[[ Dataset records, beginning ]]

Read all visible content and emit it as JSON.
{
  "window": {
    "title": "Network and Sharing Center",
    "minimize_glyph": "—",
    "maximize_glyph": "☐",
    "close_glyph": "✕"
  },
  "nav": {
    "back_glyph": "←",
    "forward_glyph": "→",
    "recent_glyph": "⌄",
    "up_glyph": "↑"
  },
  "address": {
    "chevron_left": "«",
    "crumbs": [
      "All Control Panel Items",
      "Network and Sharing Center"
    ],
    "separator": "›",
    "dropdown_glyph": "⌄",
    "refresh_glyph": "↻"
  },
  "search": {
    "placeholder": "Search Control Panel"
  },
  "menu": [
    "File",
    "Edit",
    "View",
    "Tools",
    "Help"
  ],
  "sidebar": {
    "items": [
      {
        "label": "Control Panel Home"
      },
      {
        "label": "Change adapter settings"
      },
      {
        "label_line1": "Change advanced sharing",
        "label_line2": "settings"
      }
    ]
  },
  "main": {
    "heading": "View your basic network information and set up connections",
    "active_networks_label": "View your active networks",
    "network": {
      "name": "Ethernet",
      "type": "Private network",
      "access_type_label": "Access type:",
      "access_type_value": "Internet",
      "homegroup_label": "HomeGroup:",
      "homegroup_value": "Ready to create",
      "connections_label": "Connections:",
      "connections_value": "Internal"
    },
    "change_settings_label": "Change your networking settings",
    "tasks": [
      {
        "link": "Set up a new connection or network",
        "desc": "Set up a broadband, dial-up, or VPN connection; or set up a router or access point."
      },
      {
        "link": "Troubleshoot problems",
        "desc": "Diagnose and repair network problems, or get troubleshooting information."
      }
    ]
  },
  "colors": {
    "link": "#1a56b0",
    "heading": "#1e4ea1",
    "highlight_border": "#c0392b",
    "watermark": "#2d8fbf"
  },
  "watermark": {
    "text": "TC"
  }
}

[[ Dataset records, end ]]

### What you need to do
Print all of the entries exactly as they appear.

### Expected output
Read all visible content and emit it as JSON.
{
  "window": {
    "title": "Network and Sharing Center",
    "minimize_glyph": "—",
    "maximize_glyph": "☐",
    "close_glyph": "✕"
  },
  "nav": {
    "back_glyph": "←",
    "forward_glyph": "→",
    "recent_glyph": "⌄",
    "up_glyph": "↑"
  },
  "address": {
    "chevron_left": "«",
    "crumbs": [
      "All Control Panel Items",
      "Network and Sharing Center"
    ],
    "separator": "›",
    "dropdown_glyph": "⌄",
    "refresh_glyph": "↻"
  },
  "search": {
    "placeholder": "Search Control Panel"
  },
  "menu": [
    "File",
    "Edit",
    "View",
    "Tools",
    "Help"
  ],
  "sidebar": {
    "items": [
      {
        "label": "Control Panel Home"
      },
      {
        "label": "Change adapter settings"
      },
      {
        "label_line1": "Change advanced sharing",
        "label_line2": "settings"
      }
    ]
  },
  "main": {
    "heading": "View your basic network information and set up connections",
    "active_networks_label": "View your active networks",
    "network": {
      "name": "Ethernet",
      "type": "Private network",
      "access_type_label": "Access type:",
      "access_type_value": "Internet",
      "homegroup_label": "HomeGroup:",
      "homegroup_value": "Ready to create",
      "connections_label": "Connections:",
      "connections_value": "Internal"
    },
    "change_settings_label": "Change your networking settings",
    "tasks": [
      {
        "link": "Set up a new connection or network",
        "desc": "Set up a broadband, dial-up, or VPN connection; or set up a router or access point."
      },
      {
        "link": "Troubleshoot problems",
        "desc": "Diagnose and repair network problems, or get troubleshooting information."
      }
    ]
  },
  "colors": {
    "link": "#1a56b0",
    "heading": "#1e4ea1",
    "highlight_border": "#c0392b",
    "watermark": "#2d8fbf"
  },
  "watermark": {
    "text": "TC"
  }
}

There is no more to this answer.